Digging into Key Takeaways
For each episode, we like to highlight some key takeaways. Think of it as a podcast outline or live show notes. Here are just a few of the takeaways that really stood out to us in this episode.
How & Why to Choose Your KPIs Before Your Podcast Launches 👨💻
A common metric used when first launching a B2B podcast is to track the number of times your audience downloads episodes, and for many years before engagement metrics started to be developed, downloads were one of the few metrics available. But as Heike Young, former host of the Salesforce Marketing Cloudcast, tells us, that metric doesn’t tell you anything about how engaging your show is, what your audience is truly interested in and craving, and ultimately whether your podcast is achieving your overall marketing goals. You have to go deeper, and you might have to do some of your own research.
Why Podcasts Help You Reach Any Marketing Goal, Including: Audience Growth, Partnerships, Customer Satisfaction, or New Business 📈
A content marketing team is responsible for meeting a range of business goals, and the great thing about podcasts is that they can drive these goals in ways that other channels can’t do as well. A podcast gives you uninterrupted attention from your audience, a great channel for promoting your partnerships, creative ways to see how your show resonates with your existing customers, and a powerful magnet to attract new leads. As Tina Rozul, former host of the Salesforce Marketing Cloudcast, says, all of these things build human connection, and that is a major way a B2B podcast also drives ROI over time.
The Importance of Keeping Your Expectations in Check — Not Every Sale Will Be Because of Your Podcast 💰

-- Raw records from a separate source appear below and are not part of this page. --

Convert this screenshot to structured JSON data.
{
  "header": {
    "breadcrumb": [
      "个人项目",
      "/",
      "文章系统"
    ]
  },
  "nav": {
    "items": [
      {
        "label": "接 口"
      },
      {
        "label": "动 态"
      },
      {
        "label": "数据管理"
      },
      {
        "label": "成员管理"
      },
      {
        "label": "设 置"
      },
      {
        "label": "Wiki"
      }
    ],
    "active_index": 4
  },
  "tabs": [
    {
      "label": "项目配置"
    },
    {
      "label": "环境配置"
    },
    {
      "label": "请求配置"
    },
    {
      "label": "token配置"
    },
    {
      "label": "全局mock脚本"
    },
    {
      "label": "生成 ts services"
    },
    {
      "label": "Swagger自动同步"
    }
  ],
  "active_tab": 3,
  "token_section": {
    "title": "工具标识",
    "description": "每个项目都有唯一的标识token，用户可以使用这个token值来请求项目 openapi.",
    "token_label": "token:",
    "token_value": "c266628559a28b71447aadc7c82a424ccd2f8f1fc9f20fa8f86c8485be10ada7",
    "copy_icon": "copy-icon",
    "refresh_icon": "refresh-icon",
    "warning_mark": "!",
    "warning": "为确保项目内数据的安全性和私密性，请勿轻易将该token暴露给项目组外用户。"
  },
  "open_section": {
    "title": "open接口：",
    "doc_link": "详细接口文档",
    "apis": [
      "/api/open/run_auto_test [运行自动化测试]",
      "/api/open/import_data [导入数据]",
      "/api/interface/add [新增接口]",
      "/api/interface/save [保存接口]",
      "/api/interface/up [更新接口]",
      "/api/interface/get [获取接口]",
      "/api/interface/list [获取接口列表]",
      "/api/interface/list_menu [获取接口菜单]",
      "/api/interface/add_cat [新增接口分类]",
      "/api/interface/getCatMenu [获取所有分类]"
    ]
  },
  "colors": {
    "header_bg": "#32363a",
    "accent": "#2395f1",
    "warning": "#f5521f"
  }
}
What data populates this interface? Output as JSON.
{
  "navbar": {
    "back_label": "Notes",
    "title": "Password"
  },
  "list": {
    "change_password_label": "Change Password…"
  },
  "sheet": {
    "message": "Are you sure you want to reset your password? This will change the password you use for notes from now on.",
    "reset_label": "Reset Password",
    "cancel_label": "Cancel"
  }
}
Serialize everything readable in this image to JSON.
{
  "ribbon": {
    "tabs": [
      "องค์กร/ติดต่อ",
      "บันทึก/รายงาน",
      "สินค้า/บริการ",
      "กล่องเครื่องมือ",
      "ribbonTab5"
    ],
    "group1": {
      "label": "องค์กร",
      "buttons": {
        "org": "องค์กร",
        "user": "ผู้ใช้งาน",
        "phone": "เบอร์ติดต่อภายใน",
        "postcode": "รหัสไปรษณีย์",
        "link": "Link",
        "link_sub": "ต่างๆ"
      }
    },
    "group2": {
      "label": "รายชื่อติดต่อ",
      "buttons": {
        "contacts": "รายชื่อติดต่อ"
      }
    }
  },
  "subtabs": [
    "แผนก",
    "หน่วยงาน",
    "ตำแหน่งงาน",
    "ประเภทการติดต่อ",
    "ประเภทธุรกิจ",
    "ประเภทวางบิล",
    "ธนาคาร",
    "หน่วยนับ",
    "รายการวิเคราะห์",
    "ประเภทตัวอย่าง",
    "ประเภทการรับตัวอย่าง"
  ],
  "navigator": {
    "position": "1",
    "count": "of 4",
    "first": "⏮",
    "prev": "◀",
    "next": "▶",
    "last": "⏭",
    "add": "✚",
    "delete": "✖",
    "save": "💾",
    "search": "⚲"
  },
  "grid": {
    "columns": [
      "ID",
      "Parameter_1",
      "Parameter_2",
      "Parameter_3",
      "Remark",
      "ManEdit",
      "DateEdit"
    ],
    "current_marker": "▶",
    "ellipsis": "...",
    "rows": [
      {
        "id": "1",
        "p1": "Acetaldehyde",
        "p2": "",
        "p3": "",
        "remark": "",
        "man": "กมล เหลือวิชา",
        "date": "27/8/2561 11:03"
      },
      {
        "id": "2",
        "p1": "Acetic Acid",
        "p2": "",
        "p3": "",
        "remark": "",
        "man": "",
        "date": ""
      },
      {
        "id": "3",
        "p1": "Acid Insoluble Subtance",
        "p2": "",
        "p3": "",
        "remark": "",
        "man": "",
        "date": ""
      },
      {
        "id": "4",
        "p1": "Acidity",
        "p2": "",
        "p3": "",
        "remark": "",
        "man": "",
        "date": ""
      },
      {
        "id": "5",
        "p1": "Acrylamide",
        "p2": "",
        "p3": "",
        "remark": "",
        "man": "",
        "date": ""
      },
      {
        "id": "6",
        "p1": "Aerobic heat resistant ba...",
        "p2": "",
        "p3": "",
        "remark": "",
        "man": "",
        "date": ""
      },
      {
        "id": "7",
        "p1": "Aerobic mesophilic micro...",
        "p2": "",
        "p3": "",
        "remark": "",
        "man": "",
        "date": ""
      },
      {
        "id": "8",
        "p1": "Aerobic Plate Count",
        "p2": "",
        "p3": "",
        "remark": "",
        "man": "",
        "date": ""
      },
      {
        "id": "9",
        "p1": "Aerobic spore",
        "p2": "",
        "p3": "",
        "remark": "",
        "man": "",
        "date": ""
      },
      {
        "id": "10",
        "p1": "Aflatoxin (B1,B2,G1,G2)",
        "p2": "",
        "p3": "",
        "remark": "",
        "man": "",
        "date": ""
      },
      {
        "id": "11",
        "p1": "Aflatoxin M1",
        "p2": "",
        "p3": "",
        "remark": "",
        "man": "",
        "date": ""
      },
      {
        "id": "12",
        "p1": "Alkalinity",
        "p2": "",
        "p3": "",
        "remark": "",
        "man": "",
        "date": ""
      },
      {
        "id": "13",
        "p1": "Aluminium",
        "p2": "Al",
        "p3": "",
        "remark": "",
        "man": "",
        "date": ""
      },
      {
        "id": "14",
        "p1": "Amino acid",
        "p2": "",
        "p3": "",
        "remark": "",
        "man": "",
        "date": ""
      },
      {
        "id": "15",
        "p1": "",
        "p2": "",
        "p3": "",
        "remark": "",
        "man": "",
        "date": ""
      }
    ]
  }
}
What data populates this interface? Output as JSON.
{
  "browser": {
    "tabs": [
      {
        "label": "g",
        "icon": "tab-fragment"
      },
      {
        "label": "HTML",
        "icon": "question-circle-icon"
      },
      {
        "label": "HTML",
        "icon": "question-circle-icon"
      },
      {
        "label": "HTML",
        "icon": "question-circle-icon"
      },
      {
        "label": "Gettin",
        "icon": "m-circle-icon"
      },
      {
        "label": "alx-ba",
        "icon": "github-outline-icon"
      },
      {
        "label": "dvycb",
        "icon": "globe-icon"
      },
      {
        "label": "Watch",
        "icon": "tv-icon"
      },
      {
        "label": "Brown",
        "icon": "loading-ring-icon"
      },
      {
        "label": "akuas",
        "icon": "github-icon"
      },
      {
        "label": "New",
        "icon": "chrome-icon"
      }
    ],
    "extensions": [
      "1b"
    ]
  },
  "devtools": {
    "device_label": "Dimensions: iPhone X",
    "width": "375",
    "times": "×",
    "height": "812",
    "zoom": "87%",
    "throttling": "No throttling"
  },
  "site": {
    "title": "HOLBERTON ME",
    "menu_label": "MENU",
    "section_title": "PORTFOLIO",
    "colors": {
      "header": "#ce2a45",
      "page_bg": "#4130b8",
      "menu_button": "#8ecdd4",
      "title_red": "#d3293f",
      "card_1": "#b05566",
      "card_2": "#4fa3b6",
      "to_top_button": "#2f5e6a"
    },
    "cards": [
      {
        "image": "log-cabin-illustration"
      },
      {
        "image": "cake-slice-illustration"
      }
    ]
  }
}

Perhaps one of the hardest but most important parts of launching a podcast is to be realistic about your expectations, especially in the early stages of the B2B Podcast Maturity Curve. You’re probably not going to radically change the world a few episodes into the first season. It can take time and effort to accomplish your brand awareness goals, but once that’s done, you’ll further hone your podcast’s focus and integrate the show in a powerful way with your brand’s overall business goals.
As Megan Hostetler (Collins), former host of the Salesforce Marketing Cloudcast, shares in the episode, you might look back later and see how you could have done some things better, but you’ll never get that opportunity to improve if you don’t just go for it and launch your show.
Want to See Where Your B2B Podcast Lies on the Maturity Curve?
If you’d like to see which stage your brand’s podcast is at, what you can do to reach the next stage, and how Casted can help you along the way, take our quick B2B Podcast Maturity Curve assessment.
And for more, stay tuned to Casted’s new series How B2B Podcasts Grow Up for a stage-by-stage discussion of how a B2B brand takes a show from launch to mass marketing amplification, and all the expert strategies, tips, and insights you need to create and grow your own audio or video podcast to serve your brand and drive growth.
Want to skim through the episode instead of listening? Read the transcript here.
About How B2B Podcasts Grow Up
As Season 3 of The Amplified Marketing Podcast, How B2B Podcasts Grow Up will cover the five stages of the B2B Podcast Maturity Curve, where we discuss the best strategies and models for creating a new show in a new channel, for growing and engaging your audience, for expanding across all the channels your audience prefers, and for integrating your podcast program into your overall content marketing strategy. And of course, we’ll discuss all the ways you can create meaningful content and then get the most traction from that material by wringing it out and amplifying it across all channels.